See how Toshiba plans to improve its TV division profits by closing a China factory…
On the face of it, Toshiba’s announcement seems to fly in the face of conventional wisdom. Many companies have rushed to move production to China over the last few years due to its very low labor costs helping them to generate more profits on products manufactured there.
But this move by Toshiba is part of a greater initiative to consolidate its network of factories to reduce overhead. The company announced earlier that it was selling its television factory in Poland to a Taiwanese company.
Merging three into one…
With this new announcement, Toshiba says it plans to consolidate by moving the production of the Polish factory and the China factory to its Indonesia facility, moving from three television factories to one. The Indonesia factory will be the TV giant’s only plant producing televisions.
According to the Nikkei, Toshiba’s China plant went online in 1997…and in 2012, it cranked out between 700,000 to 800,000 units. But even with that level of production, Toshiba said the factory had been operating at a loss.
Working with contract manufacturers…
And in another surprising turn of events that likely demonstrates the continuing struggles of Japanese manufacturers in trying to turn around their television divisions – Toshiba is expected to announce that it will contract with a Taiwanese company to manufacture televisions under the Toshiba brand name…for the Japan market. A move like this couldn’t have been imagined five years ago.

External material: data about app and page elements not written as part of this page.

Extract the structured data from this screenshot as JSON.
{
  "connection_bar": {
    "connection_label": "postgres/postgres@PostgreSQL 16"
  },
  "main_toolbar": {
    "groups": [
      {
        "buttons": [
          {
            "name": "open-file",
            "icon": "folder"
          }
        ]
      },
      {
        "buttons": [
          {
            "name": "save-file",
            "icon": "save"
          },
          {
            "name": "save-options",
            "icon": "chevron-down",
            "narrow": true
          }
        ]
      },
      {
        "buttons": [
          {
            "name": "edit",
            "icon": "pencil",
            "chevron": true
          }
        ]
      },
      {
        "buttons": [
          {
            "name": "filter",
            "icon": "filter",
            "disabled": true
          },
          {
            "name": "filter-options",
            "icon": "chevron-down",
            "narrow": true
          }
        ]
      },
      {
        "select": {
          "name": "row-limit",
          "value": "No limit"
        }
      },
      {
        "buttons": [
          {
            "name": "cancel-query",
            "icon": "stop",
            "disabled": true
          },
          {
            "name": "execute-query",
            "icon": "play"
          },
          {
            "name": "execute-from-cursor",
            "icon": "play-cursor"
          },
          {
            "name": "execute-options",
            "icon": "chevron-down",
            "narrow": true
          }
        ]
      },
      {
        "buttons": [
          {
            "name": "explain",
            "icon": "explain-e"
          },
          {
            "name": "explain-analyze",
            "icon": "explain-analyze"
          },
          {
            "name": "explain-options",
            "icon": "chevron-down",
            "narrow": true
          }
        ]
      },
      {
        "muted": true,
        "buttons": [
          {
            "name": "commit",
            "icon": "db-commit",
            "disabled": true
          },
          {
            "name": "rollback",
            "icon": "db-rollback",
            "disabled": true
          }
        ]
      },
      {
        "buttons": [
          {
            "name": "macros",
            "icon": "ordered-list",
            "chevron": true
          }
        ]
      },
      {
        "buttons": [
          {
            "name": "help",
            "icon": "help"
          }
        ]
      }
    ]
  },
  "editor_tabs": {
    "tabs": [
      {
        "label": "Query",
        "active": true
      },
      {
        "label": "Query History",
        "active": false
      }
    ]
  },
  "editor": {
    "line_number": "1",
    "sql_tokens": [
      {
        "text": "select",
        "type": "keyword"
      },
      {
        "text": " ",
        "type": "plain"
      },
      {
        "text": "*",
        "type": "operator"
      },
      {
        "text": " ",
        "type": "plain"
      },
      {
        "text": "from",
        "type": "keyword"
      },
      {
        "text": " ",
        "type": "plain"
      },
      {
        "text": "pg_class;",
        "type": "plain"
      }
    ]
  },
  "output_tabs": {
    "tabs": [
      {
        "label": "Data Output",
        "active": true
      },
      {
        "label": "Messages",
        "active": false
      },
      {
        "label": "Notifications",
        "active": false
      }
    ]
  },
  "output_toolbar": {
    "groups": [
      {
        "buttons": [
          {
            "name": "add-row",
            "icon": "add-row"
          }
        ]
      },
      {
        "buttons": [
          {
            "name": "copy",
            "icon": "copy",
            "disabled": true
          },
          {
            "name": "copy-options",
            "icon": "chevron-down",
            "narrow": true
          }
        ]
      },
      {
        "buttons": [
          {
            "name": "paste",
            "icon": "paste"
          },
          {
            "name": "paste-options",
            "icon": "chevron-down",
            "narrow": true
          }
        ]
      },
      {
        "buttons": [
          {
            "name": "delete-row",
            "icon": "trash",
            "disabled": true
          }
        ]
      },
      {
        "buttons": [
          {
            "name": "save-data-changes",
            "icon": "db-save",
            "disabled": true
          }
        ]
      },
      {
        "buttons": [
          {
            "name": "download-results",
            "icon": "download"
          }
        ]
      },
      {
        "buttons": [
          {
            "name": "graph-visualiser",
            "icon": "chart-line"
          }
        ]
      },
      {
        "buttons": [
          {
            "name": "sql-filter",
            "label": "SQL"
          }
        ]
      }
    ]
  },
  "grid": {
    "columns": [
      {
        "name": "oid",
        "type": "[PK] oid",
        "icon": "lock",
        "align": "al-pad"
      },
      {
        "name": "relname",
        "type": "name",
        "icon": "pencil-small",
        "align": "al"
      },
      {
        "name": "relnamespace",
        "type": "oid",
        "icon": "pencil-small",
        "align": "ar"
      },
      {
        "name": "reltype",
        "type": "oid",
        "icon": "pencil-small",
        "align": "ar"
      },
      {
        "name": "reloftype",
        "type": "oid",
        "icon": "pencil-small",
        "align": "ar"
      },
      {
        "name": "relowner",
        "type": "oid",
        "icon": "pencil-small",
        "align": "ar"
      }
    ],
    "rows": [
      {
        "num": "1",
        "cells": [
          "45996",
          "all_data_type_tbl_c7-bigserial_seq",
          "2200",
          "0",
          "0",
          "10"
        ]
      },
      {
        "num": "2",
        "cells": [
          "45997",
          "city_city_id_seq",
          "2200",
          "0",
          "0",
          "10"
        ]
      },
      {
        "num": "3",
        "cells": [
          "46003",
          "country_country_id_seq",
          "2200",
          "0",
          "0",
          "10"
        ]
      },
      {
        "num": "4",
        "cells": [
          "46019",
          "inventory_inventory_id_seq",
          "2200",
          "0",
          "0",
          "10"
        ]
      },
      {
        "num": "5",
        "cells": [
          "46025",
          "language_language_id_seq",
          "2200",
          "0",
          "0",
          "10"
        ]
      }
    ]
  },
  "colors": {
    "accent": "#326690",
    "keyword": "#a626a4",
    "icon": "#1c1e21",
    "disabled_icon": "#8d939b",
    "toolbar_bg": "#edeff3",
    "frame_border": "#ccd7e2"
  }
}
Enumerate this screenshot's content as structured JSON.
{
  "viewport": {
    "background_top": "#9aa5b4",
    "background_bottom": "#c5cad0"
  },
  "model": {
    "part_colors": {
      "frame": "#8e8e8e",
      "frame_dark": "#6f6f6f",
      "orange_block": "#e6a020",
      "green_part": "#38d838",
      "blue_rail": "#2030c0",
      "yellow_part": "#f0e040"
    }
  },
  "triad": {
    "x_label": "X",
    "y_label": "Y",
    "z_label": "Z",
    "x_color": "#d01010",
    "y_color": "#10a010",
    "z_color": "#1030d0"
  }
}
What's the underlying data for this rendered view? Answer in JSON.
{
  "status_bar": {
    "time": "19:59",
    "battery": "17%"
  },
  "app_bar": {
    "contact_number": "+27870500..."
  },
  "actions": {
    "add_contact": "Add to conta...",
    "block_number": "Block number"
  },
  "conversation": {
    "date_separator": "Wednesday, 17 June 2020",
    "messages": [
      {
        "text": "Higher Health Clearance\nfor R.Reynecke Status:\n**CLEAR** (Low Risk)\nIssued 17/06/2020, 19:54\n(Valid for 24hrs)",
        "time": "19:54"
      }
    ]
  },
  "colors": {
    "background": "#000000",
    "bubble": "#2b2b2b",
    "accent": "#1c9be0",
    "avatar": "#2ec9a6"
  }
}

Toshiba is said to be determined to propel their TV division back to profitability by the back half of this fiscal year. As part of this goal, it will liquidate Dalian Toshiba Television – the subsidiary that operates the China plan – cutting the plant’s approximately 900 jobs. The company will provide severance pay to terminated employees – a cost the company has already incorporated into the budget plan for this year.
Toshiba has made no decisions about what to do with the abandoned China facility at this point. However, the Nikkei said the company is looking internally at other Toshiba divisions – such as their medical equipment or industrial motors divisions – to determine if the plant could be useful there.